Your task is to return all of the records exactly, minus any images.

DATASET =

━━━━━━━━━━

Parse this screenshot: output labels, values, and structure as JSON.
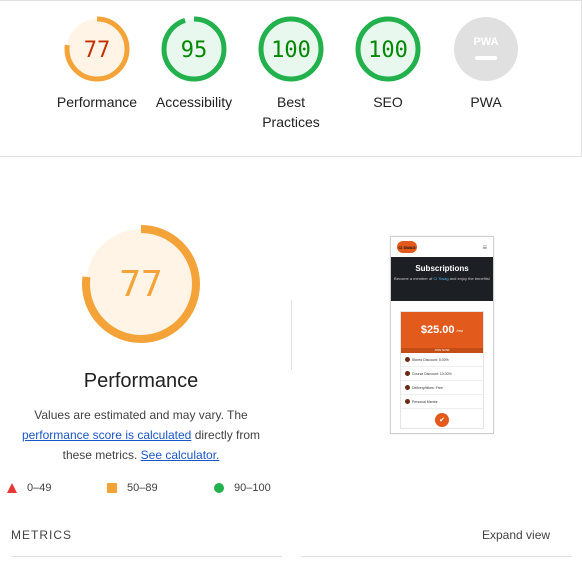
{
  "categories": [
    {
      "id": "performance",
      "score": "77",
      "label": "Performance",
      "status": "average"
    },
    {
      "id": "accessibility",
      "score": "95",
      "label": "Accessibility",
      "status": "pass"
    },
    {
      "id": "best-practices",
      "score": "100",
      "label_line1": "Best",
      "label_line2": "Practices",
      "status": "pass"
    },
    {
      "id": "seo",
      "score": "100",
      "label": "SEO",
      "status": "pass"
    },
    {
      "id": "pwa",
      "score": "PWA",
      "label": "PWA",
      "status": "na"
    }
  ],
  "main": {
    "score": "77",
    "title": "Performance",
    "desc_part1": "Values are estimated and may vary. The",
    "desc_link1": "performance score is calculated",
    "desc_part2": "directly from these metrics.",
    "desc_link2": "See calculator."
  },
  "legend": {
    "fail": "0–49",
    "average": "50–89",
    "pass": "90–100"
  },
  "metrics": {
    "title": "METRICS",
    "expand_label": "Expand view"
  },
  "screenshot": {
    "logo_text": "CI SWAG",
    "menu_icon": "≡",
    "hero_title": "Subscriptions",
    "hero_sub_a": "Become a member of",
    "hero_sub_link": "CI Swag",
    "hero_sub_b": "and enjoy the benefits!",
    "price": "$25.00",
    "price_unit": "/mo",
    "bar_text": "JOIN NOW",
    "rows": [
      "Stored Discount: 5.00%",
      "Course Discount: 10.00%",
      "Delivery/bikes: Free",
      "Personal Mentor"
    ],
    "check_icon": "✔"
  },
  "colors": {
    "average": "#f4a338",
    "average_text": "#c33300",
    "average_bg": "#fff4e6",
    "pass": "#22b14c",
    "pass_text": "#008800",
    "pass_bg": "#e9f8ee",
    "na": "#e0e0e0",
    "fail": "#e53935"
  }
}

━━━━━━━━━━

SOLVED EXERCISE =
Parse this screenshot: output labels, values, and structure as JSON.
{
  "categories": [
    {
      "id": "performance",
      "score": "77",
      "label": "Performance",
      "status": "average"
    },
    {
      "id": "accessibility",
      "score": "95",
      "label": "Accessibility",
      "status": "pass"
    },
    {
      "id": "best-practices",
      "score": "100",
      "label_line1": "Best",
      "label_line2": "Practices",
      "status": "pass"
    },
    {
      "id": "seo",
      "score": "100",
      "label": "SEO",
      "status": "pass"
    },
    {
      "id": "pwa",
      "score": "PWA",
      "label": "PWA",
      "status": "na"
    }
  ],
  "main": {
    "score": "77",
    "title": "Performance",
    "desc_part1": "Values are estimated and may vary. The",
    "desc_link1": "performance score is calculated",
    "desc_part2": "directly from these metrics.",
    "desc_link2": "See calculator."
  },
  "legend": {
    "fail": "0–49",
    "average": "50–89",
    "pass": "90–100"
  },
  "metrics": {
    "title": "METRICS",
    "expand_label": "Expand view"
  },
  "screenshot": {
    "logo_text": "CI SWAG",
    "menu_icon": "≡",
    "hero_title": "Subscriptions",
    "hero_sub_a": "Become a member of",
    "hero_sub_link": "CI Swag",
    "hero_sub_b": "and enjoy the benefits!",
    "price": "$25.00",
    "price_unit": "/mo",
    "bar_text": "JOIN NOW",
    "rows": [
      "Stored Discount: 5.00%",
      "Course Discount: 10.00%",
      "Delivery/bikes: Free",
      "Personal Mentor"
    ],
    "check_icon": "✔"
  },
  "colors": {
    "average": "#f4a338",
    "average_text": "#c33300",
    "average_bg": "#fff4e6",
    "pass": "#22b14c",
    "pass_text": "#008800",
    "pass_bg": "#e9f8ee",
    "na": "#e0e0e0",
    "fail": "#e53935"
  }
}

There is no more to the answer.